Mentions: To study the metabolic and behavioral changes after epinephrine in the SLE animal model, mice were immunized as before, but both DNRAb+ and DNRAb− cohorts received epinephrine (intrapertioneal 100 nmol/L epinephrine (Sigma)) in lactated Ringer's solution, as published, to breach the BBB in the amygdala, and underwent microPET at three time points: 1 week before LPS injection, and 2 weeks and 4 weeks after LPS administration.16, 17, 20 We determined if analogous DNRAb-mediated changes in metabolism occurred in the amygdala after localized epinephrine-induced BBB breach. Mice underwent FDG-PET 1 week before epinephrine administration and 2 and 4 weeks later. There was no significant difference in the course of global metabolism measured in the DNRAb+ and DNRAb− groups over time (P=0.12). The DNRAb− mice exhibited a continuous increase in globally normalized metabolism in the amygdala across the three time points. In contrast, DNRAb+ mice exhibited a metabolic decline in the amygdala at 2 weeks (Figure 3A), followed by increased activity in the same region at 4 weeks after epinephrine (P⩽0.001) (Figure 3B).

Bottom Line: We previously identified a subset of anti-DNA antibodies (DNRAb) cross-reactive with the N-methyl-D-aspartate receptor, present in 30% to 40% of patients, able to enhance excitatory post-synaptic potentials and trigger neuronal apoptosis.Here, we used 18F-fluorodeoxyglucose (FDG) microPET to plot changes in brain metabolism after regional blood-brain barrier (BBB) breach.These findings suggest that local metabolic alterations in this model take place through different mechanisms with distinct time courses, with important implications for the interpretation of imaging data in SLE subjects.
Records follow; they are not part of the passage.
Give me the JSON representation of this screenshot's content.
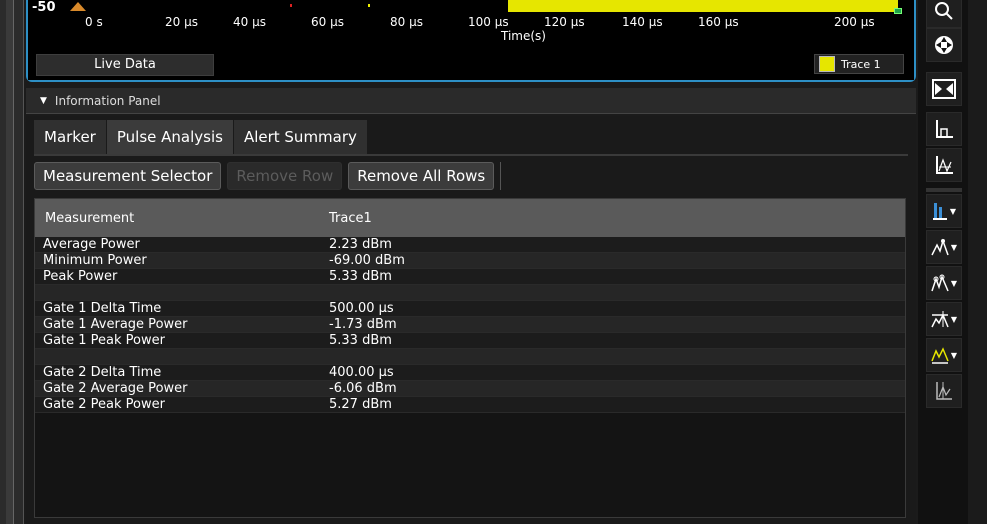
{
  "chart": {
    "y_top_label": "-50",
    "x_ticks": [
      "0 s",
      "20 µs",
      "40 µs",
      "60 µs",
      "80 µs",
      "100 µs",
      "120 µs",
      "140 µs",
      "160 µs",
      "200 µs"
    ],
    "x_axis_title": "Time(s)",
    "trace_color": "#e6e600"
  },
  "footer": {
    "live_tab": "Live Data",
    "legend_label": "Trace 1"
  },
  "info_panel": {
    "label": "Information Panel"
  },
  "tabs": [
    "Marker",
    "Pulse Analysis",
    "Alert Summary"
  ],
  "toolbar": {
    "measurement_selector": "Measurement Selector",
    "remove_row": "Remove Row",
    "remove_all_rows": "Remove All Rows"
  },
  "table": {
    "headers": [
      "Measurement",
      "Trace1"
    ],
    "rows": [
      [
        "Average Power",
        "2.23 dBm"
      ],
      [
        "Minimum Power",
        "-69.00 dBm"
      ],
      [
        "Peak Power",
        "5.33 dBm"
      ],
      [
        "",
        ""
      ],
      [
        "Gate 1 Delta Time",
        "500.00 µs"
      ],
      [
        "Gate 1 Average Power",
        "-1.73 dBm"
      ],
      [
        "Gate 1 Peak Power",
        "5.33 dBm"
      ],
      [
        "",
        ""
      ],
      [
        "Gate 2 Delta Time",
        "400.00 µs"
      ],
      [
        "Gate 2 Average Power",
        "-6.06 dBm"
      ],
      [
        "Gate 2 Peak Power",
        "5.27 dBm"
      ]
    ]
  },
  "right_toolbar": {
    "icons": [
      "zoom-icon",
      "pan-icon",
      "fit-icon",
      "autoscale-icon",
      "axis-icon",
      "bar-view-icon",
      "marker-icon",
      "multi-marker-icon",
      "peak-icon",
      "trace-icon",
      "analysis-icon"
    ]
  }
}
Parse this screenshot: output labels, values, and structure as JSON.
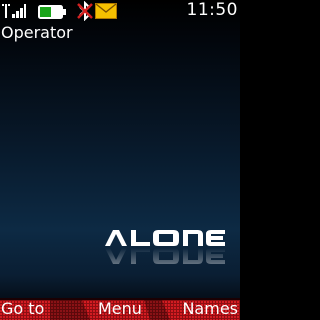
{
  "status": {
    "time": "11:50",
    "operator": "Operator",
    "icons": [
      "signal-icon",
      "battery-icon",
      "bluetooth-icon",
      "message-icon"
    ],
    "battery_color": "#1aa51a",
    "message_color": "#f5c000",
    "bluetooth_color": "#d42020"
  },
  "wallpaper": {
    "logo_text": "ALONE",
    "background_color": "#0d2a44"
  },
  "softkeys": {
    "left": "Go to",
    "middle": "Menu",
    "right": "Names",
    "bar_color": "#c4161c"
  }
}
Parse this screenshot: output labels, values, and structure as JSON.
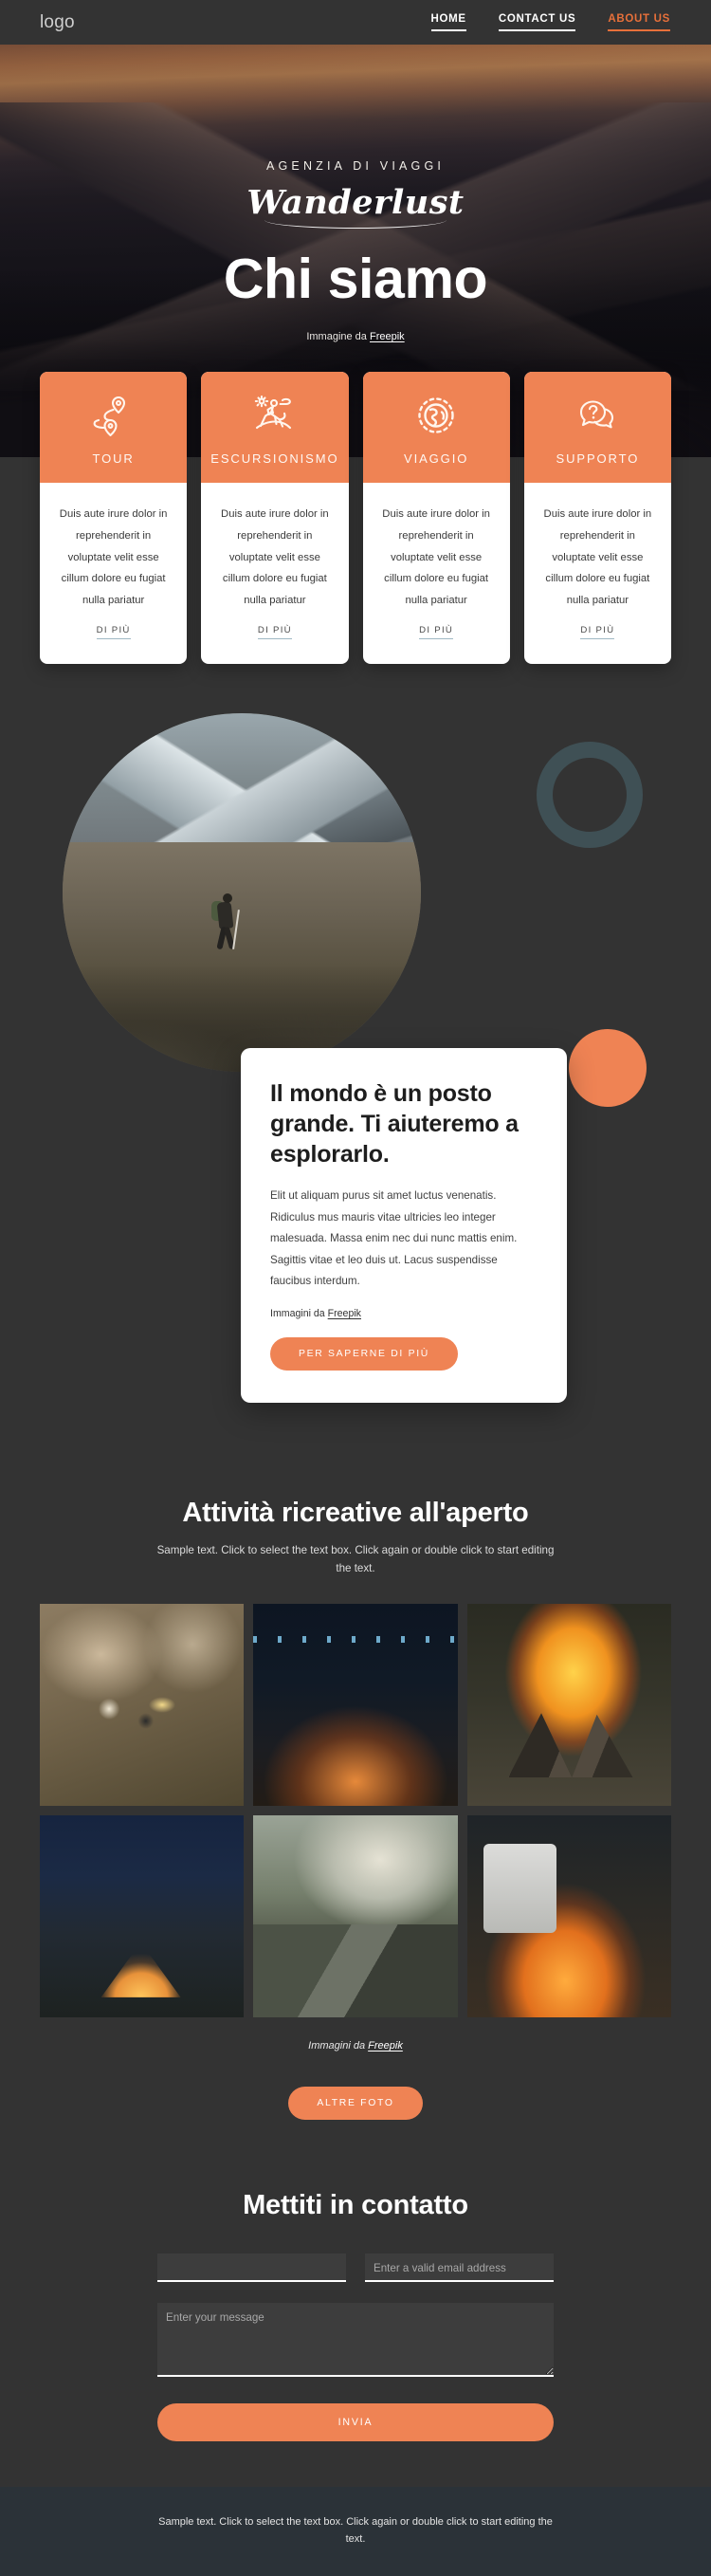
{
  "header": {
    "logo": "logo",
    "nav": [
      {
        "label": "HOME",
        "active": false
      },
      {
        "label": "CONTACT US",
        "active": false
      },
      {
        "label": "ABOUT US",
        "active": true
      }
    ]
  },
  "hero": {
    "eyebrow": "AGENZIA DI VIAGGI",
    "script": "Wanderlust",
    "title": "Chi siamo",
    "credit_prefix": "Immagine da ",
    "credit_link": "Freepik"
  },
  "features": [
    {
      "icon": "route-pin-icon",
      "title": "TOUR",
      "text": "Duis aute irure dolor in reprehenderit in voluptate velit esse cillum dolore eu fugiat nulla pariatur",
      "link": "DI PIÙ"
    },
    {
      "icon": "hiker-icon",
      "title": "ESCURSIONISMO",
      "text": "Duis aute irure dolor in reprehenderit in voluptate velit esse cillum dolore eu fugiat nulla pariatur",
      "link": "DI PIÙ"
    },
    {
      "icon": "globe-icon",
      "title": "VIAGGIO",
      "text": "Duis aute irure dolor in reprehenderit in voluptate velit esse cillum dolore eu fugiat nulla pariatur",
      "link": "DI PIÙ"
    },
    {
      "icon": "chat-question-icon",
      "title": "SUPPORTO",
      "text": "Duis aute irure dolor in reprehenderit in voluptate velit esse cillum dolore eu fugiat nulla pariatur",
      "link": "DI PIÙ"
    }
  ],
  "about": {
    "photo_alt": "hiker-crossing-mountain-valley-photo",
    "heading": "Il mondo è un posto grande. Ti aiuteremo a esplorarlo.",
    "text": "Elit ut aliquam purus sit amet luctus venenatis. Ridiculus mus mauris vitae ultricies leo integer malesuada. Massa enim nec dui nunc mattis enim. Sagittis vitae et leo duis ut. Lacus suspendisse faucibus interdum.",
    "credit_prefix": "Immagini da ",
    "credit_link": "Freepik",
    "button": "PER SAPERNE DI PIÙ"
  },
  "gallery": {
    "title": "Attività ricreative all'aperto",
    "subtitle": "Sample text. Click to select the text box. Click again or double click to start editing the text.",
    "images": [
      {
        "alt": "friends-picnic-camp-food-photo"
      },
      {
        "alt": "friends-roasting-marshmallows-night-photo"
      },
      {
        "alt": "campfire-burning-logs-photo"
      },
      {
        "alt": "illuminated-tent-at-night-photo"
      },
      {
        "alt": "mountain-lake-valley-photo"
      },
      {
        "alt": "couple-by-campfire-van-photo"
      }
    ],
    "credit_prefix": "Immagini da ",
    "credit_link": "Freepik",
    "button": "ALTRE FOTO"
  },
  "contact": {
    "title": "Mettiti in contatto",
    "name_value": "",
    "name_placeholder": "",
    "email_value": "",
    "email_placeholder": "Enter a valid email address",
    "message_value": "",
    "message_placeholder": "Enter your message",
    "submit": "INVIA"
  },
  "footer": {
    "text": "Sample text. Click to select the text box. Click again or double click to start editing the text."
  },
  "colors": {
    "accent": "#ef8354",
    "accent_nav": "#e8703a",
    "page_bg": "#333333",
    "footer_bg": "#2b3238",
    "ring": "#3f5055"
  }
}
View Article: PubMed Central - PubMed

Affiliation: Center for Neurosciences, The Feinstein Institute for Medical Research, Manhasset, New York, USA.

ABSTRACT
Systemic lupus erythematosus (SLE) is characterized by multiorgan inflammation, neuropsychiatric disorders (NPSLE), and anti-nuclear antibodies. We previously identified a subset of anti-DNA antibodies (DNRAb) cross-reactive with the N-methyl-D-aspartate receptor, present in 30% to 40% of patients, able to enhance excitatory post-synaptic potentials and trigger neuronal apoptosis. DNRAb+ mice exhibit memory impairment or altered fear response, depending on whether the antibody penetrates the hippocampus or amygdala. Here, we used 18F-fluorodeoxyglucose (FDG) microPET to plot changes in brain metabolism after regional blood-brain barrier (BBB) breach. In DNRAb+ mice, metabolism declined at the site of BBB breach in the first 2 weeks and increased over the next 2 weeks. In contrast, DNRAb- mice exhibited metabolic increases in these regions over the 4 weeks after the insult. Memory impairment was present in DNRAb+ animals with hippocampal BBB breach and altered fear conditioning in DNRAb+ mice with amygdala BBB breach. In DNRAb+ mice, we observed an inverse relationship between neuron number and regional metabolism, while a positive correlation was observed in DNRAb- mice. These findings suggest that local metabolic alterations in this model take place through different mechanisms with distinct time courses, with important implications for the interpretation of imaging data in SLE subjects.

Show MeSH
Related in: MedlinePlus